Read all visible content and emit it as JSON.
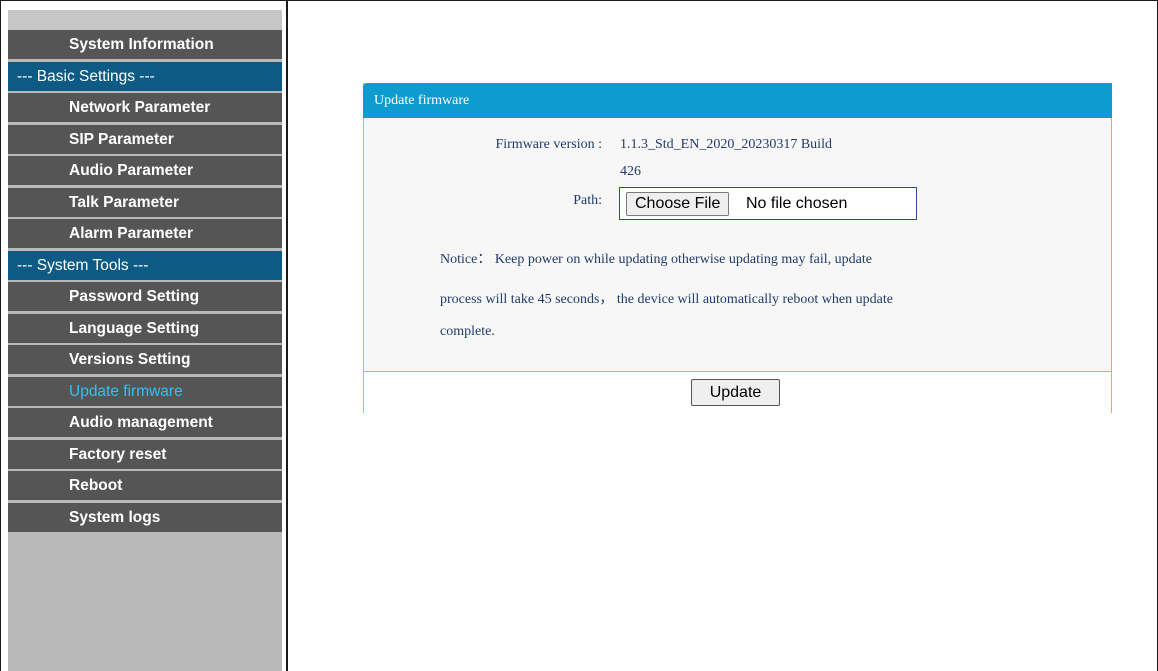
{
  "sidebar": {
    "items": [
      {
        "label": "System Information",
        "type": "link"
      },
      {
        "label": "--- Basic Settings ---",
        "type": "section"
      },
      {
        "label": "Network Parameter",
        "type": "link"
      },
      {
        "label": "SIP Parameter",
        "type": "link"
      },
      {
        "label": "Audio Parameter",
        "type": "link"
      },
      {
        "label": "Talk Parameter",
        "type": "link"
      },
      {
        "label": "Alarm Parameter",
        "type": "link"
      },
      {
        "label": "--- System Tools ---",
        "type": "section"
      },
      {
        "label": "Password Setting",
        "type": "link"
      },
      {
        "label": "Language Setting",
        "type": "link"
      },
      {
        "label": "Versions Setting",
        "type": "link"
      },
      {
        "label": "Update firmware",
        "type": "link",
        "active": true
      },
      {
        "label": "Audio management",
        "type": "link"
      },
      {
        "label": "Factory reset",
        "type": "link"
      },
      {
        "label": "Reboot",
        "type": "link"
      },
      {
        "label": "System logs",
        "type": "link"
      }
    ]
  },
  "panel": {
    "title": "Update firmware",
    "firmware_label": "Firmware version :",
    "firmware_value_line1": "1.1.3_Std_EN_2020_20230317 Build",
    "firmware_value_line2": "426",
    "path_label": "Path:",
    "choose_file_label": "Choose File",
    "file_status": "No file chosen",
    "notice_line1": "Notice： Keep power on while updating otherwise updating may fail, update",
    "notice_line2": "process will take 45 seconds， the device will automatically reboot when update",
    "notice_line3": "complete.",
    "update_button": "Update"
  },
  "colors": {
    "header_blue": "#0e9bcf",
    "section_blue": "#0d5a84",
    "active_item": "#2fc1f5",
    "panel_border": "#f0a652"
  }
}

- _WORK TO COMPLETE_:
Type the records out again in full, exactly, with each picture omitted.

- _EXPECTED ANSWER_:
Read all visible content and emit it as JSON.
{
  "sidebar": {
    "items": [
      {
        "label": "System Information",
        "type": "link"
      },
      {
        "label": "--- Basic Settings ---",
        "type": "section"
      },
      {
        "label": "Network Parameter",
        "type": "link"
      },
      {
        "label": "SIP Parameter",
        "type": "link"
      },
      {
        "label": "Audio Parameter",
        "type": "link"
      },
      {
        "label": "Talk Parameter",
        "type": "link"
      },
      {
        "label": "Alarm Parameter",
        "type": "link"
      },
      {
        "label": "--- System Tools ---",
        "type": "section"
      },
      {
        "label": "Password Setting",
        "type": "link"
      },
      {
        "label": "Language Setting",
        "type": "link"
      },
      {
        "label": "Versions Setting",
        "type": "link"
      },
      {
        "label": "Update firmware",
        "type": "link",
        "active": true
      },
      {
        "label": "Audio management",
        "type": "link"
      },
      {
        "label": "Factory reset",
        "type": "link"
      },
      {
        "label": "Reboot",
        "type": "link"
      },
      {
        "label": "System logs",
        "type": "link"
      }
    ]
  },
  "panel": {
    "title": "Update firmware",
    "firmware_label": "Firmware version :",
    "firmware_value_line1": "1.1.3_Std_EN_2020_20230317 Build",
    "firmware_value_line2": "426",
    "path_label": "Path:",
    "choose_file_label": "Choose File",
    "file_status": "No file chosen",
    "notice_line1": "Notice： Keep power on while updating otherwise updating may fail, update",
    "notice_line2": "process will take 45 seconds， the device will automatically reboot when update",
    "notice_line3": "complete.",
    "update_button": "Update"
  },
  "colors": {
    "header_blue": "#0e9bcf",
    "section_blue": "#0d5a84",
    "active_item": "#2fc1f5",
    "panel_border": "#f0a652"
  }
}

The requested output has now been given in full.